◆ Element data from apps and pages:
>>>>>
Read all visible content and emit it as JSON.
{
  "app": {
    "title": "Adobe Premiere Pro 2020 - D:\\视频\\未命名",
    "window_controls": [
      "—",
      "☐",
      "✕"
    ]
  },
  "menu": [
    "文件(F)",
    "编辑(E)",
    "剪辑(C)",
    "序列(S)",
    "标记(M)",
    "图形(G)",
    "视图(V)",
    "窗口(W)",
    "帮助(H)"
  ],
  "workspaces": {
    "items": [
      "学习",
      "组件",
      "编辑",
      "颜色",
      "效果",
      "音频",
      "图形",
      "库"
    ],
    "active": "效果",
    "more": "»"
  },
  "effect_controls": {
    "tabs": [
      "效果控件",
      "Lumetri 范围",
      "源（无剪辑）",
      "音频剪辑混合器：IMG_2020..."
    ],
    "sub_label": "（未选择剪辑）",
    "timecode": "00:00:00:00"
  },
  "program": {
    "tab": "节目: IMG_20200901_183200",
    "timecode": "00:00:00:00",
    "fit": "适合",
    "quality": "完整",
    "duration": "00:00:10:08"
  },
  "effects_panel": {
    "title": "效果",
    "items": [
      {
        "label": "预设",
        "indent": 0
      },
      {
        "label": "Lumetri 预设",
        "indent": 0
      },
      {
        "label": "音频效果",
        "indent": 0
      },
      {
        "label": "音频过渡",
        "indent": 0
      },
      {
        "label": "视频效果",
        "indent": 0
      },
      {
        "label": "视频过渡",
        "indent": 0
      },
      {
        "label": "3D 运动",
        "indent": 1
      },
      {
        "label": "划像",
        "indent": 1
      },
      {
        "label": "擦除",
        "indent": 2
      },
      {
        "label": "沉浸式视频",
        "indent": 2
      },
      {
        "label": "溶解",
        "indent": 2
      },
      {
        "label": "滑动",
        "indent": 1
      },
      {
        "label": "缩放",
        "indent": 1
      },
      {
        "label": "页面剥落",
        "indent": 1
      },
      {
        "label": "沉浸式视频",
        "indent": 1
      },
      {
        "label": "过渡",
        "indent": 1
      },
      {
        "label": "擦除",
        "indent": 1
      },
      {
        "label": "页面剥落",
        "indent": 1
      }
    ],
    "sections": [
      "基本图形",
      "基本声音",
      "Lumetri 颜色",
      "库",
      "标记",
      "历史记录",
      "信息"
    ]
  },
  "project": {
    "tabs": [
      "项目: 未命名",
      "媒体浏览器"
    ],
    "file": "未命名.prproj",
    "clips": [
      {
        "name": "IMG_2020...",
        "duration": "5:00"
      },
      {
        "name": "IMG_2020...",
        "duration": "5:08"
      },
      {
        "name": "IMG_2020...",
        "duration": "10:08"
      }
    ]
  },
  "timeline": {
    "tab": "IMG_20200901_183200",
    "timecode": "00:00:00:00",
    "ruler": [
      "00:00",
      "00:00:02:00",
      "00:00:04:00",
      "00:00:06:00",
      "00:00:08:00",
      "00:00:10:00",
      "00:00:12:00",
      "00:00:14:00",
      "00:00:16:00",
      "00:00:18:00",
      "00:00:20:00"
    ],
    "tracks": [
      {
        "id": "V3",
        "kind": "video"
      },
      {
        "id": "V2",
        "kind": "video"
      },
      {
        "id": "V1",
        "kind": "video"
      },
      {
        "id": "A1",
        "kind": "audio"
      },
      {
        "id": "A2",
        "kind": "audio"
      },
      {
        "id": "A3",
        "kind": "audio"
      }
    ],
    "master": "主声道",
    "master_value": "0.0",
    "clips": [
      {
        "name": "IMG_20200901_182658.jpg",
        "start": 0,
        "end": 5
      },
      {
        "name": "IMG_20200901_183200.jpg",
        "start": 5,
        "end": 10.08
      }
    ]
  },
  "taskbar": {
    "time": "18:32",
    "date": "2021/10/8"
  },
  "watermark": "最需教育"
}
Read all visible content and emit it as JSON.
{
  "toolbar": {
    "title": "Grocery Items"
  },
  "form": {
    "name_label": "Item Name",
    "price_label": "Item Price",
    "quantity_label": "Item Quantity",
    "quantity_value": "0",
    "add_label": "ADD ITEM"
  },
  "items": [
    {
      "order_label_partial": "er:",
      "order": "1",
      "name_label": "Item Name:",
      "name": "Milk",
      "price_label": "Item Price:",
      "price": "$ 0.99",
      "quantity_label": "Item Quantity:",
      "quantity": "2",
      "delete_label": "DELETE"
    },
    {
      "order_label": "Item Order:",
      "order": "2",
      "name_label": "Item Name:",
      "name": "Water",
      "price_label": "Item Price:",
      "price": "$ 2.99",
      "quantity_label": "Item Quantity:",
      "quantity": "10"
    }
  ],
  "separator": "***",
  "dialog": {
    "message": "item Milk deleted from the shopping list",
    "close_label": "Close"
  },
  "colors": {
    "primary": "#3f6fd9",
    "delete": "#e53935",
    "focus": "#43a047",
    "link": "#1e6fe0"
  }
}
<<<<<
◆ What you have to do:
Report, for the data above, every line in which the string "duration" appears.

◆ Response area:
    "duration": "00:00:10:08"
        "duration": "5:00"
        "duration": "5:08"
        "duration": "10:08"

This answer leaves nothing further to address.